It could be inspired by tinfoil for all I care

Look, even if this dial is inspired by the delicate scent of a blossom-infused breeze blowing from the east on the third Wednesday of May in the year of the Fire Ox by the light of a crescent moon I wouldn’t care. Stories sometimes matter in watchmaking. Sometimes execution is all that counts. Here, in the Grand Seiko SLGA007, we have an absolutely stunning piece, limited to 2,021 pieces and priced relatively reasonably at €9,100. Would I have loved it to be €3,000 cheaper? Of course, I would. Then again, I’d like everything to be 3K cheaper. This price seems to fit pretty well with Grand Seiko’s international pricing strategy. It will sell out. It will become a classic. Will I regret not being able to afford one right now? I’m absolutely convinced of it.


If, however, you have the best part of 10K burning a hole in your pocket and you want a new watch from arguably the greatest Japanese watchmaker to ever do it, the SLGA007 is a very (very) solid choice.

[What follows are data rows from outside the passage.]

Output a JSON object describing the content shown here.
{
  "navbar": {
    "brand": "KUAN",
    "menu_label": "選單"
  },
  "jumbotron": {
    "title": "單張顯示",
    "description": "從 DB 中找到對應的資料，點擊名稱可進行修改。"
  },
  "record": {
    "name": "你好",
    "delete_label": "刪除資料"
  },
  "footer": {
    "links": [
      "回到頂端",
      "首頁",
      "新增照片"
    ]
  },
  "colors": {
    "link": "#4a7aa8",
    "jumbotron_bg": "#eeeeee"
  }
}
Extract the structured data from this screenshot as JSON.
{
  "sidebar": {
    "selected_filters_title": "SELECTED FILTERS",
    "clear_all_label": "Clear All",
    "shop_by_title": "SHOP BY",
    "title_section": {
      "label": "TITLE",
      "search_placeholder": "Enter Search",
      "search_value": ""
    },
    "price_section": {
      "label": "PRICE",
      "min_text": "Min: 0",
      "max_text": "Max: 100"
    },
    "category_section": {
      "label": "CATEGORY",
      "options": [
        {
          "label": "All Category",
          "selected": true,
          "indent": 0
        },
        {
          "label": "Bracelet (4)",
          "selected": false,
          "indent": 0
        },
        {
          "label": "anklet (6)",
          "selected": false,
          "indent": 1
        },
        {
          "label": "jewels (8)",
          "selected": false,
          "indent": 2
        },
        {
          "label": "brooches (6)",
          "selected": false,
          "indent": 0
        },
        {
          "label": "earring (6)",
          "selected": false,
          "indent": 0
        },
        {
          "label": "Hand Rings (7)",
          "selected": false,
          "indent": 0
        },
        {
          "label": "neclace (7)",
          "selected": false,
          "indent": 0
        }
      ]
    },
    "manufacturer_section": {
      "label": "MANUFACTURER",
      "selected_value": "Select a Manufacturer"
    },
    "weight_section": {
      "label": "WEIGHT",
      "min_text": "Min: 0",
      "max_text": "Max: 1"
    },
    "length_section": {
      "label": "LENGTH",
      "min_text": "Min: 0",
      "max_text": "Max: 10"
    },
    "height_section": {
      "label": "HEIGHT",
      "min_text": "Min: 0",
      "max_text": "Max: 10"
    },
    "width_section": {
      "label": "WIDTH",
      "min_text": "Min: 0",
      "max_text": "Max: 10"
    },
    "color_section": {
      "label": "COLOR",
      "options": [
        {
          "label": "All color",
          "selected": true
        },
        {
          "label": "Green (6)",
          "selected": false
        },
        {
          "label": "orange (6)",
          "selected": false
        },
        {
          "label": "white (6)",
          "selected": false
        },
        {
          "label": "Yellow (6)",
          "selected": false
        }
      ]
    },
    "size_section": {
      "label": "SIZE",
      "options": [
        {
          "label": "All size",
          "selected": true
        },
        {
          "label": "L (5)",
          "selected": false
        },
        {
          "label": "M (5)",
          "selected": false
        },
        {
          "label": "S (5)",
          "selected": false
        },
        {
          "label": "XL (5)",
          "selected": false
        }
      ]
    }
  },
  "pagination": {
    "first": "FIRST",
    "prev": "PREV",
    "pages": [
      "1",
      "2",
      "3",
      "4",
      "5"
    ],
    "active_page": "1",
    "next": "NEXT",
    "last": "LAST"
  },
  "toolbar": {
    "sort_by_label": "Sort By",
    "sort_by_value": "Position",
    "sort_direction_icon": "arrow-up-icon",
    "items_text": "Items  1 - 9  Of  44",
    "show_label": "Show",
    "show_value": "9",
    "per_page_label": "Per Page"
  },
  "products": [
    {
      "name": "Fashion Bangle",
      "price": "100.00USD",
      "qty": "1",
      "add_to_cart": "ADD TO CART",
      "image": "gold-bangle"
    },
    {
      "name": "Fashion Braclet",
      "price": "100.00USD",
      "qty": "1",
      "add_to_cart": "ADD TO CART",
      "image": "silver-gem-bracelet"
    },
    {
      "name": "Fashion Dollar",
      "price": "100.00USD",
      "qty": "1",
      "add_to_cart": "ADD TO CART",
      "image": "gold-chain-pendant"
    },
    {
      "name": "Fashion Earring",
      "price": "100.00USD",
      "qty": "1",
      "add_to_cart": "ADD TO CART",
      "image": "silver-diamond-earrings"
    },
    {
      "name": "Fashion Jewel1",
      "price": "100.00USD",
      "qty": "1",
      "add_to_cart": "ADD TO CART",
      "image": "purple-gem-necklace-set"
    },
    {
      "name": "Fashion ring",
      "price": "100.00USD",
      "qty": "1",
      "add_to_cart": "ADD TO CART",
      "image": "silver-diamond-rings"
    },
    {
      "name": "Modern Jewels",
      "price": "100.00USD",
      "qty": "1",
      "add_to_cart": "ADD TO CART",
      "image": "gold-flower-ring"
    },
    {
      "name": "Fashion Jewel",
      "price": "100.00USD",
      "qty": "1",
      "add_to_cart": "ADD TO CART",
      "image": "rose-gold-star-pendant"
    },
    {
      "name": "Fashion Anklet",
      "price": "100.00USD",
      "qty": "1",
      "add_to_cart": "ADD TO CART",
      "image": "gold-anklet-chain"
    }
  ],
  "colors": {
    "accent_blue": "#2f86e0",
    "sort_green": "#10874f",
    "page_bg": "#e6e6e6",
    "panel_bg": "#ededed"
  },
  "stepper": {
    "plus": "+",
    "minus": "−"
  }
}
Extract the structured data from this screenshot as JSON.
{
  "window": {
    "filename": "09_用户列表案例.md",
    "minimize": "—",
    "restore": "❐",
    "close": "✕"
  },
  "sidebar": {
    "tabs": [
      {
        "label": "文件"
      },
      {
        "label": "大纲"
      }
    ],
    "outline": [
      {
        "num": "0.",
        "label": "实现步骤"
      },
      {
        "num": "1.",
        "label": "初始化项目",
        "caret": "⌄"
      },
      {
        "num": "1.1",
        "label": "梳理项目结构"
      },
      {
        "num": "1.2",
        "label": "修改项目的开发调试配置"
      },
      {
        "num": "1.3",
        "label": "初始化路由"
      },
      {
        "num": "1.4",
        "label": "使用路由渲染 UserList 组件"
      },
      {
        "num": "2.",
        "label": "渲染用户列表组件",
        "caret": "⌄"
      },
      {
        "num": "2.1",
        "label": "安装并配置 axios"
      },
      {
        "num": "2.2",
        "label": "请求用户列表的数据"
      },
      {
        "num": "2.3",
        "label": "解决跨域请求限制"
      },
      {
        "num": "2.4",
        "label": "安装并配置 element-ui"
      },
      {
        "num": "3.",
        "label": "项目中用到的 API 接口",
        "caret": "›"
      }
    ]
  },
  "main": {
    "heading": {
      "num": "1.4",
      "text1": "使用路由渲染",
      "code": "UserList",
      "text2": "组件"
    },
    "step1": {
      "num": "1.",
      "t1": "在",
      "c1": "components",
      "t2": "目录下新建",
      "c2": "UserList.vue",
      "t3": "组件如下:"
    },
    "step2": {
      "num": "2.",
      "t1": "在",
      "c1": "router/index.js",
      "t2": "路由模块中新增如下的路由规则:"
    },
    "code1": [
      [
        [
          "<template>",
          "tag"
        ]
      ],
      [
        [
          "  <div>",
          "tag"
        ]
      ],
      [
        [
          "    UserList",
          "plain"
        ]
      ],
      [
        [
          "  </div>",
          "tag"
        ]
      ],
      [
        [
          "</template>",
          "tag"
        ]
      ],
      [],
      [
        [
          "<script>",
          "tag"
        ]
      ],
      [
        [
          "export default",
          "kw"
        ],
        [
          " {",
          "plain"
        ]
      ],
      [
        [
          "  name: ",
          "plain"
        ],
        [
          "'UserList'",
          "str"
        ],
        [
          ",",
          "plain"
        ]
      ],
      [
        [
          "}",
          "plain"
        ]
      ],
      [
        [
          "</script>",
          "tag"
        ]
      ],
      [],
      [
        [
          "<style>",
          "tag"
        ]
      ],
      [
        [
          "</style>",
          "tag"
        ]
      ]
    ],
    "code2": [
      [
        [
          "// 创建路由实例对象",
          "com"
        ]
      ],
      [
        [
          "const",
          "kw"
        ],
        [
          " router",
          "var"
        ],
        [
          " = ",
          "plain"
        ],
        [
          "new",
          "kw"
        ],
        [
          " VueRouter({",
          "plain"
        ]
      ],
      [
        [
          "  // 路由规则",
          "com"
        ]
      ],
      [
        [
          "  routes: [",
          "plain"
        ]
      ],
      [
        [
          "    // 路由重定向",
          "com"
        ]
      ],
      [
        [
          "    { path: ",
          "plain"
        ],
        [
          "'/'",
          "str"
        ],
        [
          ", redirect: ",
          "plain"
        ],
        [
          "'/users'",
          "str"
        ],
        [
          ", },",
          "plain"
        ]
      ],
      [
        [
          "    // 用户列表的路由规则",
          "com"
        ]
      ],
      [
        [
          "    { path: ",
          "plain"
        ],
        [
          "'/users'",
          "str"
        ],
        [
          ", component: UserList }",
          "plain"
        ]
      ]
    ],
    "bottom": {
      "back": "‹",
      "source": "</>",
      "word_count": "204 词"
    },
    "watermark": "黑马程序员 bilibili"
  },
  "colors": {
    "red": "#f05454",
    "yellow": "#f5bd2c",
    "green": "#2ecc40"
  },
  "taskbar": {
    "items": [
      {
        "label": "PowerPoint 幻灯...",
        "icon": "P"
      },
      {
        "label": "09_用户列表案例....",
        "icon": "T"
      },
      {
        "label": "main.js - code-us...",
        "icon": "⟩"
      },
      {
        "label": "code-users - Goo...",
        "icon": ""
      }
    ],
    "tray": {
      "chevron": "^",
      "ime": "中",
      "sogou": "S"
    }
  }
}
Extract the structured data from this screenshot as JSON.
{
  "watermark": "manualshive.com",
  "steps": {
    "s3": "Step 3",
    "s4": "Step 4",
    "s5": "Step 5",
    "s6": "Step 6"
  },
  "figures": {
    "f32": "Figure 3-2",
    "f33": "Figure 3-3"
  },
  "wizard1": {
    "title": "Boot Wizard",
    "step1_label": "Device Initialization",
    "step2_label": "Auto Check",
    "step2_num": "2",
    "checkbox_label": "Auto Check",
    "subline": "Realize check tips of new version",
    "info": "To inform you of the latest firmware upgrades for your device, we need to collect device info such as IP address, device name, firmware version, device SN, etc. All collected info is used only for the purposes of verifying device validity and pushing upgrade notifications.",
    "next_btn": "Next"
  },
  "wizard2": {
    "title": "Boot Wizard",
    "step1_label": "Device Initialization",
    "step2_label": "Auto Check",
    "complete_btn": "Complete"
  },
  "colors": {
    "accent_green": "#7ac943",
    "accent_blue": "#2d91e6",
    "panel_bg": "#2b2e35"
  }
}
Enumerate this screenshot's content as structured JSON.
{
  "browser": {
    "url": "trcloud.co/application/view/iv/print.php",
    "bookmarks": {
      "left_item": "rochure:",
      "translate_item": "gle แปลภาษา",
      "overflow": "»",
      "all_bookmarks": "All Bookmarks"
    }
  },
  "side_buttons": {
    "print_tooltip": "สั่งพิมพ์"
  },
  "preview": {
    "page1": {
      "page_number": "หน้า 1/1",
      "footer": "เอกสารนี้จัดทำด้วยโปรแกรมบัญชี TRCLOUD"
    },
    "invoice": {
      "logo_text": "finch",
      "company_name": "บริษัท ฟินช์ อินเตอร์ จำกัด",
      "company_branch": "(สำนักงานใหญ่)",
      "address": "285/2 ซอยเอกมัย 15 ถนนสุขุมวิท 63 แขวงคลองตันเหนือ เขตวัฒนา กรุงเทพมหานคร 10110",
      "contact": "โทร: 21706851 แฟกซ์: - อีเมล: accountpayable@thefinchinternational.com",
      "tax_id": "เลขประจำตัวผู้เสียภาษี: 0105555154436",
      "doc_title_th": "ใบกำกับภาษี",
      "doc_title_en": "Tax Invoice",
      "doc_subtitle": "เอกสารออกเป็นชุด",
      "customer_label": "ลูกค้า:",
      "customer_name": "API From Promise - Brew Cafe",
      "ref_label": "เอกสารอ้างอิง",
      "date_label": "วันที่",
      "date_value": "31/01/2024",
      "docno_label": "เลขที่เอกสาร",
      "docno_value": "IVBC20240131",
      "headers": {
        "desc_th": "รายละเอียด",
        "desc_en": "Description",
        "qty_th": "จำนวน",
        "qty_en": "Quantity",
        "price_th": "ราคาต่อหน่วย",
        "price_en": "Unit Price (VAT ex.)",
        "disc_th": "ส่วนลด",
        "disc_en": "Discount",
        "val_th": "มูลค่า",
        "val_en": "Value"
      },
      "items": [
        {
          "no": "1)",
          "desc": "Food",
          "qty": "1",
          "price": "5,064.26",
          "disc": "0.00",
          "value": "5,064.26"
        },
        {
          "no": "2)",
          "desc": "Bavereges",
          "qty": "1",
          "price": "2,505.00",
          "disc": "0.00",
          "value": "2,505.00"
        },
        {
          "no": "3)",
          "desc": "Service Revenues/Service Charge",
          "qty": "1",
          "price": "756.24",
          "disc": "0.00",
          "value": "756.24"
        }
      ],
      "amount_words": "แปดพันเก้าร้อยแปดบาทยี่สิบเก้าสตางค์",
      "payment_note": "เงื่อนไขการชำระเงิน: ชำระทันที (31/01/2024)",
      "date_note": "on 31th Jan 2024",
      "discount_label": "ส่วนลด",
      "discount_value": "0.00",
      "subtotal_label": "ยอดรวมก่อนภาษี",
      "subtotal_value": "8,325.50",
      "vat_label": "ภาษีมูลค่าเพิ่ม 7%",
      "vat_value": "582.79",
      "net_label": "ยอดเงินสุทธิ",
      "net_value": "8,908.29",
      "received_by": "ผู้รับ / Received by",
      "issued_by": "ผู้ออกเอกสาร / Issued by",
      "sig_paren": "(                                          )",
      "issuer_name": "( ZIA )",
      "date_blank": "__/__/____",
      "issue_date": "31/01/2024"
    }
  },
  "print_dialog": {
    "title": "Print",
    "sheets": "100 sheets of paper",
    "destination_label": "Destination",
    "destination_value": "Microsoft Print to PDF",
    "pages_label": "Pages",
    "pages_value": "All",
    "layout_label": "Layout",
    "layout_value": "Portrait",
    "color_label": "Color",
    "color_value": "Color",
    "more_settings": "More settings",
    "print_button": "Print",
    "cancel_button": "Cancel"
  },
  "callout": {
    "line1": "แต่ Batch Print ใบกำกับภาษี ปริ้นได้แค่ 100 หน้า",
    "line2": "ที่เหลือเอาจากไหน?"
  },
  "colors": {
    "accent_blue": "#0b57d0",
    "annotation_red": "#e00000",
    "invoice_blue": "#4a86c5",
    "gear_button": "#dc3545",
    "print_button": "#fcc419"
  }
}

While some people will never get the idea of Spring Drive, I find it to be absolute perfection and the most meaningful evolution in mechanical watchmaking for centuries (I really mean that). Having a new caliber that offers an uncluttered display, a healthy power reserve, and superb accuracy is a welcome treat, and the best 140th-anniversary celebration yet. Learn more about Grand Seiko here.